All information about my mileage, oil type, etc is on the report. The Oil was actually 10w40
Elements are quantified in the oil at part per million levels (PPM). This list shows the most common sources of the elements in a gasoline or diesel engine oil.
Aluminum : Pistons, bearings, cases (heads & blocks).
Chromium: Rings, a trace element in steel.
Iron: Cylinders, rotating shafts, the valve train, and any steel part sharing the oil.
Copper: Brass or bronze parts, copper bushings, bearings, oil coolers, also an additive in some gasoline engine oils.
Lead : Bearings.
Tin: Bearings, bronze parts, piston coatings.
Molybdenum: Anti-wear additive, some types of rings.
Nickel: Trace element in steel.
Manganese: Trace element, additive in gasoline.
Silver: Trace element.
Titanium: Trace element.
Potassium : Antifreeze inhibitor, additive in some oil types.
Boron: Detergent/dispersant additive, antifreeze inhibitors.
Silicon : Airborne dirt, sealers, gaskets, antifreeze inhibitors.
Sodium: Antifreeze inhibitors, additive in some gasoline engine oils.
Calcium : Detergent/dispersant additive.
Magnesium: Detergent/dispersant additive.
Phosphorus: Anti-wear additive.
Zinc: Anti-wear additive.
Barium : Detergent/dispersant additive.

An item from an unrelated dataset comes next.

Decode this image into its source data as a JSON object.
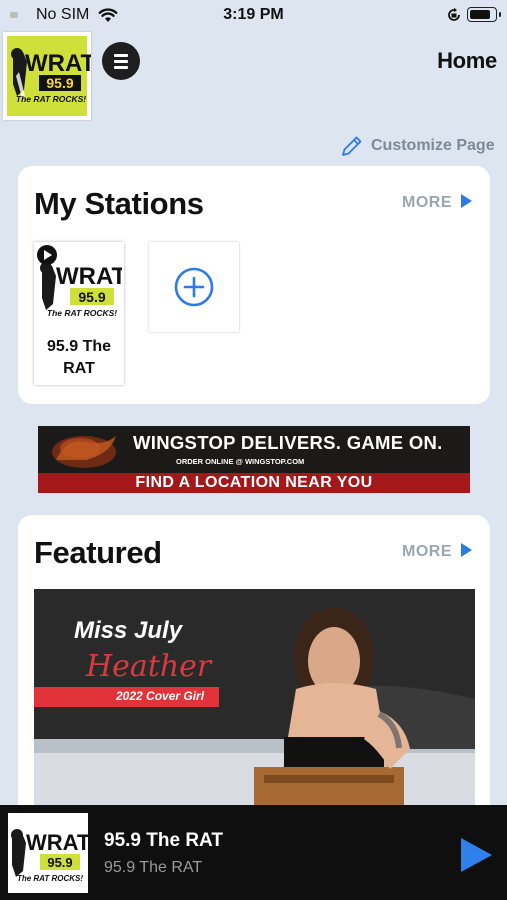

Physical properties: Viscosity, flashpoint, % fuel and antifreeze, % water and insolubles are all measured in gasoline and diesel engine oils. If fuel is present in the oil, the viscosity and flashpoint will often be lower than what was stated in the "Should be" line. Insolubles are solid material that is centrifuged out of the oil. They are typically free carbon from the oxidation of the oil itself, along with blow-by past the rings.